Task to carry out: Set the data down again, exactly as it appears below.

Exercise inputs:
---

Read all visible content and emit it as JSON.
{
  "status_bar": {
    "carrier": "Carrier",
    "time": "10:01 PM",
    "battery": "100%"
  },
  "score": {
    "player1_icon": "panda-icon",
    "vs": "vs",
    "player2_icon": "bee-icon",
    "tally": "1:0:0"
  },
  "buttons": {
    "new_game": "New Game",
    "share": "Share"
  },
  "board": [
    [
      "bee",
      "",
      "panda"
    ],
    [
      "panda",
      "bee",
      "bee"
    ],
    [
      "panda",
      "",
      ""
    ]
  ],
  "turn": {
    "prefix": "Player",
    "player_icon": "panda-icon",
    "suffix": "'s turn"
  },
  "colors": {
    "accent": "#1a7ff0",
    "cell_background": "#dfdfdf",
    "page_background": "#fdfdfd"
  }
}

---

Problem solution:
Read all visible content and emit it as JSON.
{
  "status_bar": {
    "carrier": "Carrier",
    "time": "10:01 PM",
    "battery": "100%"
  },
  "score": {
    "player1_icon": "panda-icon",
    "vs": "vs",
    "player2_icon": "bee-icon",
    "tally": "1:0:0"
  },
  "buttons": {
    "new_game": "New Game",
    "share": "Share"
  },
  "board": [
    [
      "bee",
      "",
      "panda"
    ],
    [
      "panda",
      "bee",
      "bee"
    ],
    [
      "panda",
      "",
      ""
    ]
  ],
  "turn": {
    "prefix": "Player",
    "player_icon": "panda-icon",
    "suffix": "'s turn"
  },
  "colors": {
    "accent": "#1a7ff0",
    "cell_background": "#dfdfdf",
    "page_background": "#fdfdfd"
  }
}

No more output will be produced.